A team of Earlham College students have delivered on their plan to bring a first-of-its-kind playground to the Richmond area.
“Playground with a Purpose,” a play space built for children with special needs, is now open at Clear Creek Park thanks to the collective efforts of Caleb Smith, Peniel Ibe, Truman McGee, Rachel Logan-Wood and Regan Lowring. The five Environmental Studies majors earned bachelor’s degrees from Earlham College in May 2017.
In about a year’s time, beginning in September 2016, the team completed the necessary research, design work and fundraising necessary to complete the project in partnership with Richmond’s Department of Parks and Recreation. The team raised more than $200,000 from donations and matching grants. Even students and faculty from Life Skills classrooms at Richmond Community Schools contributed to their efforts.
“This playground is for children of all abilities but is purpose-built for children with sensory learning disorders and other physical disabilities,” Smith says. “What has struck me during the creation of this playground is that in these somewhat divisive political times in our country, our community came together around this project.”
The playground features traditional playground equipment like swings and slides along with movable sensory panels and dome-like structures for children seeking a break from play.
“This was important to me as a potential project because we had this need within our community that we have not met as a parks system,” Parks Superintendent Denise Retz says. “We gave the team from Earlham a lot of free reign to do what they like in design and fundraising and all aspects of the project. They did a wonderful job.”
One of the more distinctive elements of the playground is that it is fenced in to promote safety.
“The closest fenced in playground from here is about 75 miles away so this will serve as a really great purpose for the Richmond area,” Logan-Wood says. “We spent a lot of time researching effective designs for sensory playgrounds. Inclusivity was very important to us.”
This community-based initiative is yet another example of the kinds of projects that are encouraged by the College for students to work on real projects with real consequences at the local, regional and global level. A major initiative at Earlham called the Epic Advantage further provides the offer of funding to complete a community project, internship or research experience for all interested students before graduation.

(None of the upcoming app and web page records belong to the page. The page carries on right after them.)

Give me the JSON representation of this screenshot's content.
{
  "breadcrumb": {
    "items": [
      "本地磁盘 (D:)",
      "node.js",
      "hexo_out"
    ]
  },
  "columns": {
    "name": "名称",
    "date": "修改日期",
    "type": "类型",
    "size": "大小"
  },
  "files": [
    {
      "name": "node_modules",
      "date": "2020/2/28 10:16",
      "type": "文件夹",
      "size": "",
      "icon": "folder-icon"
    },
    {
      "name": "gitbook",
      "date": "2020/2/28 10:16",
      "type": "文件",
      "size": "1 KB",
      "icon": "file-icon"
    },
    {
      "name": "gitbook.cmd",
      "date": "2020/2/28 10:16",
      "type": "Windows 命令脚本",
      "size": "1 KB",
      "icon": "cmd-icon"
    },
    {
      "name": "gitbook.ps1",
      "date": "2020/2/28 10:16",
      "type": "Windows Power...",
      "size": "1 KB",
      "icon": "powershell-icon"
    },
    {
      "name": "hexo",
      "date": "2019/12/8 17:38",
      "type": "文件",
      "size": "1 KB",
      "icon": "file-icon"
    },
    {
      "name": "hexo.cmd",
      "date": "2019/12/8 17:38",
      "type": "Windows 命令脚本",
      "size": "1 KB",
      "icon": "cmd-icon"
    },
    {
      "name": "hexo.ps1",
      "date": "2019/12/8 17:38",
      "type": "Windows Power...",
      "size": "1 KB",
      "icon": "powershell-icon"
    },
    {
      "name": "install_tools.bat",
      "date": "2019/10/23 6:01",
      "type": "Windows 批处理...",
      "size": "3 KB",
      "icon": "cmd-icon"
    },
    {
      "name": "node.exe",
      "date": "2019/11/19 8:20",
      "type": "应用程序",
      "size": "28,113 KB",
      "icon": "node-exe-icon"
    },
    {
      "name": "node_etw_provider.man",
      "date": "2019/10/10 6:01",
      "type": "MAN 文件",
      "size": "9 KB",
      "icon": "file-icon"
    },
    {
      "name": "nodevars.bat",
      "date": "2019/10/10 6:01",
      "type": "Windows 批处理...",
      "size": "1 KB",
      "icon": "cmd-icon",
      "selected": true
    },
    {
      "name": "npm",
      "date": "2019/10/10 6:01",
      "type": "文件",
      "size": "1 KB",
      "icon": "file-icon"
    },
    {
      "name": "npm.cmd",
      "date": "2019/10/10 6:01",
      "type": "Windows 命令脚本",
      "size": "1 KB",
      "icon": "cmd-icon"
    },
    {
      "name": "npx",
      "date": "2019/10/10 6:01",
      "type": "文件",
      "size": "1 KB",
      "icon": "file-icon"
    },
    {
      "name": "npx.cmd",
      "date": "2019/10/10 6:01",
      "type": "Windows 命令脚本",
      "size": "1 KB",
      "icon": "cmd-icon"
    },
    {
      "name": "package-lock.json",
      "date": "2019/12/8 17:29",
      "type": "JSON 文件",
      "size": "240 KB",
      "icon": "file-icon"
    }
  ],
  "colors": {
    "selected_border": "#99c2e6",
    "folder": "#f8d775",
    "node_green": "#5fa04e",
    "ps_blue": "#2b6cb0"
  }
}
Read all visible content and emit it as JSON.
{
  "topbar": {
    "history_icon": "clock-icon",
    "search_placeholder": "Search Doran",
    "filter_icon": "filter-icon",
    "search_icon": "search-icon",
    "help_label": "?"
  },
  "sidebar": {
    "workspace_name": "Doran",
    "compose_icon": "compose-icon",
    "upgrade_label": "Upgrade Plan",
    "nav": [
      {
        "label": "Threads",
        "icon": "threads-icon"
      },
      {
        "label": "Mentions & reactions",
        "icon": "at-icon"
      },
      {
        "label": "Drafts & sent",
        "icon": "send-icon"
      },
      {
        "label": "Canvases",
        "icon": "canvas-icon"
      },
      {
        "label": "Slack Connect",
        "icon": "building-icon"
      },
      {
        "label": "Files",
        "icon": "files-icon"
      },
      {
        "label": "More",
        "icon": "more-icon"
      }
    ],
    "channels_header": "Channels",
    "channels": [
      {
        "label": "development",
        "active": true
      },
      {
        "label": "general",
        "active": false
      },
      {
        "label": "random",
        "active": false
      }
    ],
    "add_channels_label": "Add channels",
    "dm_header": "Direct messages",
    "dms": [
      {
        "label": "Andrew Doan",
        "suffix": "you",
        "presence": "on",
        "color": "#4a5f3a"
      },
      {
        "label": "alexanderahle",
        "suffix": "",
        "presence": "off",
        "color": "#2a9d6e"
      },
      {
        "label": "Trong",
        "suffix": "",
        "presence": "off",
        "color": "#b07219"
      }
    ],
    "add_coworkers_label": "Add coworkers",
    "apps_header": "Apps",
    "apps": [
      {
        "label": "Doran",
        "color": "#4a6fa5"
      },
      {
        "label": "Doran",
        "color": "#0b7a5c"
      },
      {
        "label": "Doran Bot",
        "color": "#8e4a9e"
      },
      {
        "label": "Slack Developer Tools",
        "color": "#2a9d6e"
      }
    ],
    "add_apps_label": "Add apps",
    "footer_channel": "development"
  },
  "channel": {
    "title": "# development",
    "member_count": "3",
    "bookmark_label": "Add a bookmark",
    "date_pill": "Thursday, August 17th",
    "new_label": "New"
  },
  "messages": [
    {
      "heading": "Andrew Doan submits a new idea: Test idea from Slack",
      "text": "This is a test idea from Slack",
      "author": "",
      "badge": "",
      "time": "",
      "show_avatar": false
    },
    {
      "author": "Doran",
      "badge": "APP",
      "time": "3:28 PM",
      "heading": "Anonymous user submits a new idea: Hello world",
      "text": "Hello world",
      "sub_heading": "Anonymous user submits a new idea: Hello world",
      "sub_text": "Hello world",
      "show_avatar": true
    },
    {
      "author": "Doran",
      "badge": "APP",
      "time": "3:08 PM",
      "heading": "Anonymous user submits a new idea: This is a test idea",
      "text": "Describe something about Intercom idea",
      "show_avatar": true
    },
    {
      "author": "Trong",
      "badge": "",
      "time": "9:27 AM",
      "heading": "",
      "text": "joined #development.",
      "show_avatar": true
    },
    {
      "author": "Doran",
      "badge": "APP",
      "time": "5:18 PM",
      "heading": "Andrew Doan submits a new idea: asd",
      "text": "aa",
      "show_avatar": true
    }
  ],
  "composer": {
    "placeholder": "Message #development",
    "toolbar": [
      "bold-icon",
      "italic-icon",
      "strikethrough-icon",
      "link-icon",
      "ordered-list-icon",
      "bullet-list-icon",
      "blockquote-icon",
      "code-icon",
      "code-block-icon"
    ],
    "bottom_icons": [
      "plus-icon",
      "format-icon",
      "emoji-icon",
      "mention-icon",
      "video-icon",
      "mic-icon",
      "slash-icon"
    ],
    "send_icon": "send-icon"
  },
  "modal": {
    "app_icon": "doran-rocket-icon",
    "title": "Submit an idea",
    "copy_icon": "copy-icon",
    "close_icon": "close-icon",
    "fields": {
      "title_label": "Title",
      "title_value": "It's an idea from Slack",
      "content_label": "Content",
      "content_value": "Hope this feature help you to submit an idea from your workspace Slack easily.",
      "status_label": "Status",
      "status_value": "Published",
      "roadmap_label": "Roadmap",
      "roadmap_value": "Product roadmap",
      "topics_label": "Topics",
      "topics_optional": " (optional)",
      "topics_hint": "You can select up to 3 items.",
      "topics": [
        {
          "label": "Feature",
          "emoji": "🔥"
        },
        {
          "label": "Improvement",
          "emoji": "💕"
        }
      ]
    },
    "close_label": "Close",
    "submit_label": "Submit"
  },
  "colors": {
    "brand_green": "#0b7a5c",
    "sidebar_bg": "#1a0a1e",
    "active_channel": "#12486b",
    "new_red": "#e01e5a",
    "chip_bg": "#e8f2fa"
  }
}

“This is much more than just a playground,” says Jay Roberts, Earlham associate vice president of academic affairs. “These students developed a powerful set of knowledge, skills and abilities while engaging in cross-disciplinary work in child development, autism and special education that will help the community with a demonstrated need.”